My recent post about Capital One’s new policy of reporting business cards on owner’s personal credit reports seems to have hit a nerve. I’ve received some gut wrenching stories from business owners who have seen their credit scores plummet as a result of this change. Many are stuck. Because their credit scores have gone down, they are no longer in a position to get another card and transfer the balance.
Unfortunately, that isn’t the only bad news in the world of business credit cards.
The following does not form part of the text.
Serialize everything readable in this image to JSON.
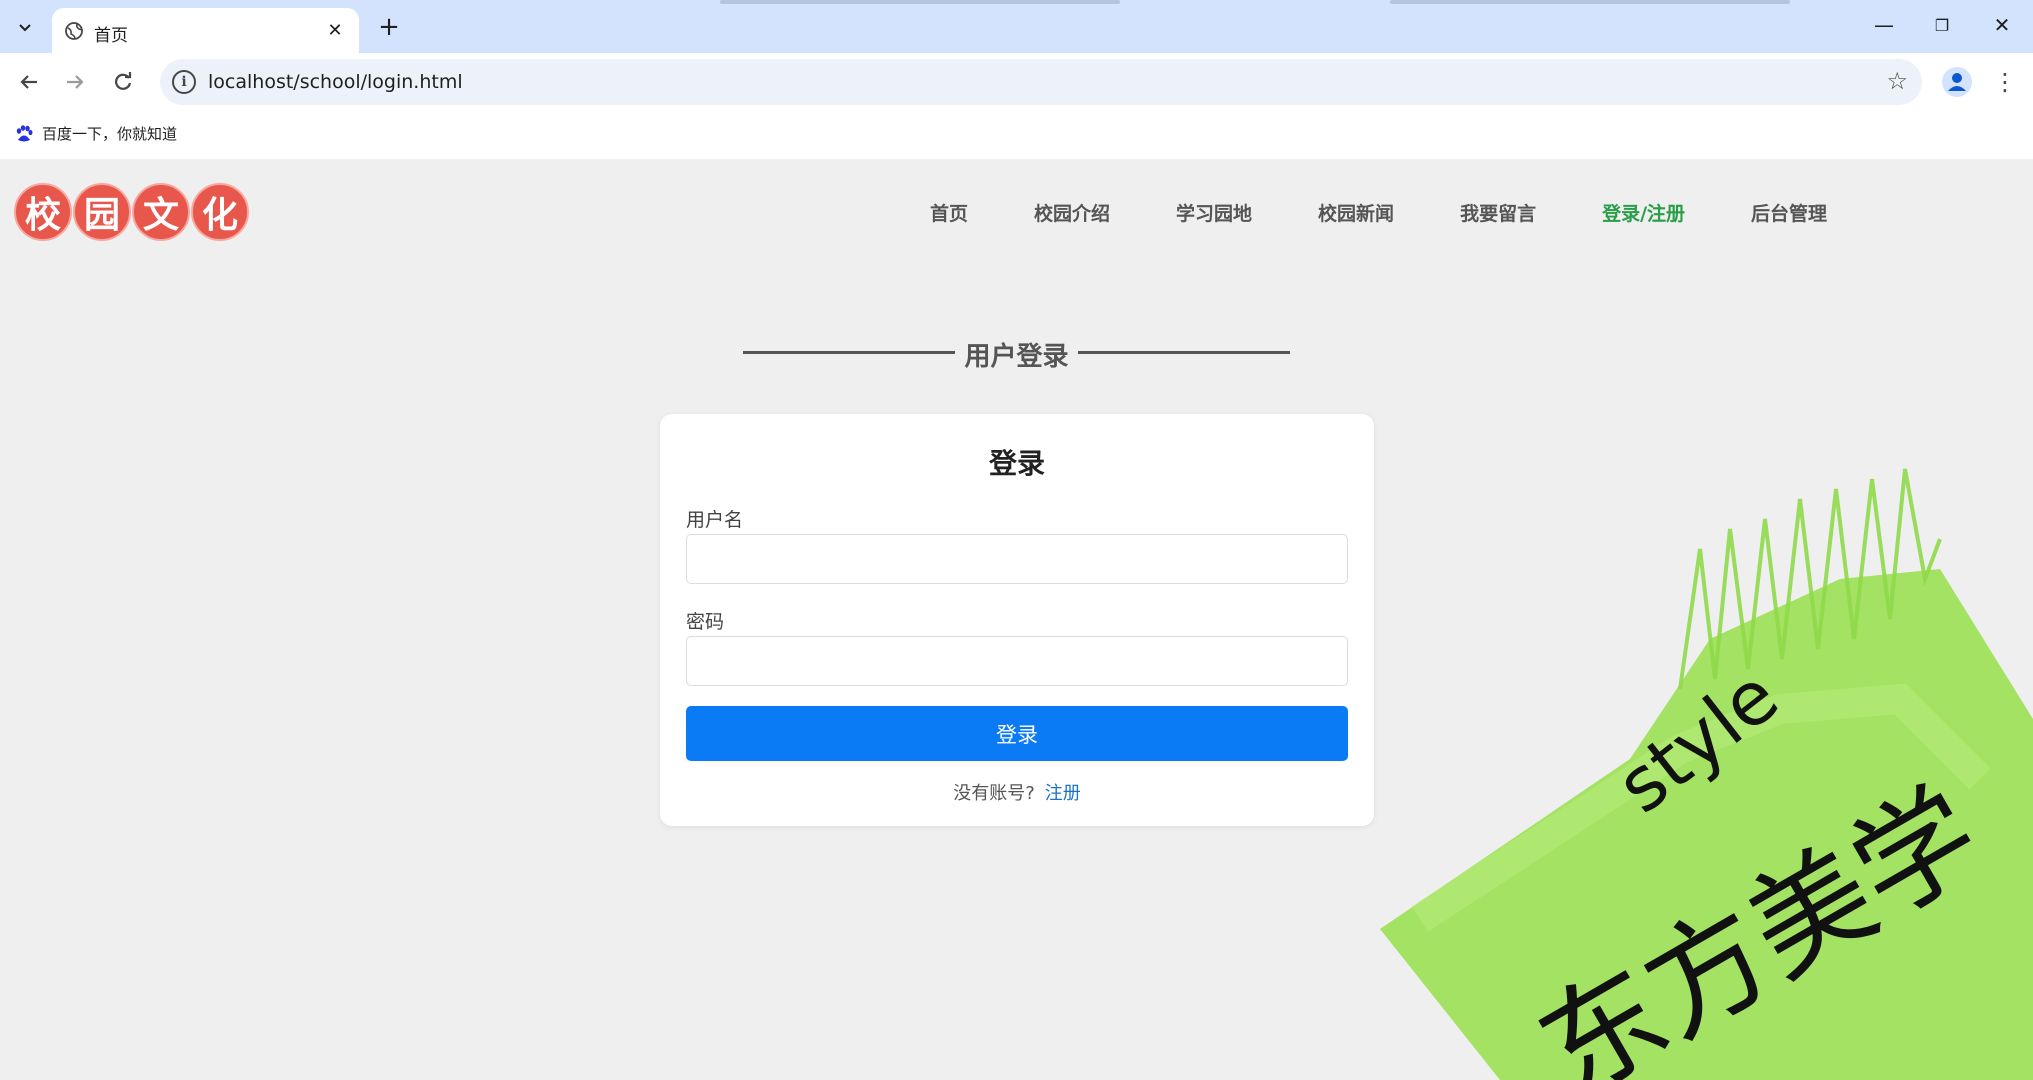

Advanta, formerly a very popular small business card issuer, closed all of its accounts earlier this year, after raising rates on many cardholders to as high as 37%. They recently filed for bankruptcy protection.
So what’s a small business owner who wants to get a business credit card to do? American Express is still in the game, and continues to offer several different business cards. Beyond that, though, the pickings have been slim.
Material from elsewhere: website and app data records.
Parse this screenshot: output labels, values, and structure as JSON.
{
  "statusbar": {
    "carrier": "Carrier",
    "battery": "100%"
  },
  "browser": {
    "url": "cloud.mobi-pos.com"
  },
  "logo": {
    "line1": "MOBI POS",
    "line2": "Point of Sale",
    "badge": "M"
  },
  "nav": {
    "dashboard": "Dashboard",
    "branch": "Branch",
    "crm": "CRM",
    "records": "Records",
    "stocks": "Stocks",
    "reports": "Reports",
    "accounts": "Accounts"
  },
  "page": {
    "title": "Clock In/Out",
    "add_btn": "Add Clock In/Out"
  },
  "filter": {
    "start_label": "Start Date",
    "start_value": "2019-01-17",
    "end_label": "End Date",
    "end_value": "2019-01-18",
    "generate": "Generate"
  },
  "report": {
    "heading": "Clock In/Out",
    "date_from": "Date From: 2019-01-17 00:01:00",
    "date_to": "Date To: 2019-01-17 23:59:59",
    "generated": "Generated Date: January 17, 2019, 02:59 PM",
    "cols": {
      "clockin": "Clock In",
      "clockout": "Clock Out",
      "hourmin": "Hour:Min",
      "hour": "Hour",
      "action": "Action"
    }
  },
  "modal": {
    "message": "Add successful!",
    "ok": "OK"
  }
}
But while others are bowing out, Chase is getting into the game with their new line of Ink cards aimed specifically at the 27 million small businesses in America that spend some $5 trillion a year.
There are four cards in the Ink lineup:
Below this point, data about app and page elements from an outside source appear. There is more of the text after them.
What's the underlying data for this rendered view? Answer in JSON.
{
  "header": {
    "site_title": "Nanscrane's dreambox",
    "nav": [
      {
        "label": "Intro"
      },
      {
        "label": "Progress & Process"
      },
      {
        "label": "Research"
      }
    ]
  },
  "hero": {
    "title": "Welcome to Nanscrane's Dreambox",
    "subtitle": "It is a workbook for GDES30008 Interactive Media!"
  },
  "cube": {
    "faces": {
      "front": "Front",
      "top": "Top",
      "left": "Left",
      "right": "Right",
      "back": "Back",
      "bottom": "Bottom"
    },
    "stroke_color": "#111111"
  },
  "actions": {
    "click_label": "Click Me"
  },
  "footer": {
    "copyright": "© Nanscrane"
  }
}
Ink Bold is a pay-in-full charge card and the first charge card that Chase has ever offered. Because you pay in full, you don’t pay interest, and there is no set spending limit. This card carries Chase’s Ultimate Rewards program that allows cardholders to use points for all kinds of rewards, with no expiration dates, blackout dates or limits on how much can be earned.
Ink is a credit card that features Blueprint, which I’ll describe in just a moment. It also includes the Ultimate Rewards program.
Ink Cash is a credit card that also features Blueprint, but the rewards program is a straightforward cash back program.
Ink Plus appears to be a premium credit card with Blueprint and Ultimate Rewards, as well as bonus rewards and travel perks.
Blueprint is a feature available now on many Chase cards. It allows you to choose which purchases you want to pay in full to avoid interest, even if you carry a balance. It essentially combines the convenience of a debit or charge card with a credit card. Unlike other credit cards, you don’t have to pay interest on all purchases immediately just because you have a balance. All three of the Ink credit cards feature Blueprint.
Interest rates vary on these cards, and Ink Bold and Ink Plus both carry annual fees, waived the first year.
Your business and personal credit will be reviewed when you apply for one of these cards. But my sources at Chase tell me these accounts will not appear on your personal credit report unless you default.
If you’ve applied for a Chase Ink card, please weigh in: Did you get approved? What interest rate and credit limit did you get? Please share your experience in the comments section below.